Tell how many lines in the data contain the string "商事登记簿查询", using a single number as the whole reply.

::::::::::

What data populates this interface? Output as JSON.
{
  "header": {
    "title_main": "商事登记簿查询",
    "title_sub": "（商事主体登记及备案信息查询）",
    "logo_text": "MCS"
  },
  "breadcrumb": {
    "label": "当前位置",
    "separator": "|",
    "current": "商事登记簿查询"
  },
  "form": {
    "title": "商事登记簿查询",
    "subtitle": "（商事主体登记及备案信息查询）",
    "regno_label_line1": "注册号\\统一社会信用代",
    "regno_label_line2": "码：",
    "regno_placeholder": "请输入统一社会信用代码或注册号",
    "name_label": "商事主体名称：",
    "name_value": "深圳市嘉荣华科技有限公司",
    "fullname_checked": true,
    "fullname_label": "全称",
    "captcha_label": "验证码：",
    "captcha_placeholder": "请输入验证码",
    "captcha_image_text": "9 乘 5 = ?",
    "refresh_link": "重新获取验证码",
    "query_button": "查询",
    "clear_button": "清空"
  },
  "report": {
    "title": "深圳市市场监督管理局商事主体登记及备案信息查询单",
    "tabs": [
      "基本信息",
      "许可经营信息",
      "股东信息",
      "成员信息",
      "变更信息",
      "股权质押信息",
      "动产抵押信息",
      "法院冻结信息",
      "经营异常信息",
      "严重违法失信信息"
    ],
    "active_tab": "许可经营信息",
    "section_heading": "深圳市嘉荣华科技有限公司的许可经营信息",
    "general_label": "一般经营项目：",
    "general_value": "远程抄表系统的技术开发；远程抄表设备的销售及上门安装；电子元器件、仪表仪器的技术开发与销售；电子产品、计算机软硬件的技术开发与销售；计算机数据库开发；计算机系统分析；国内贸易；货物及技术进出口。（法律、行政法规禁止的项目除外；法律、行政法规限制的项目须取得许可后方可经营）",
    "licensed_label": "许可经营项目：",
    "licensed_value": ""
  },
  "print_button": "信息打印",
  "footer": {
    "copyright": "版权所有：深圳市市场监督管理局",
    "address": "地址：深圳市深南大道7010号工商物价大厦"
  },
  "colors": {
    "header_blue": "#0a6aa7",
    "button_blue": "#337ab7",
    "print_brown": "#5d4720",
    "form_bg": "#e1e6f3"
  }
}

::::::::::

ANSWER | 3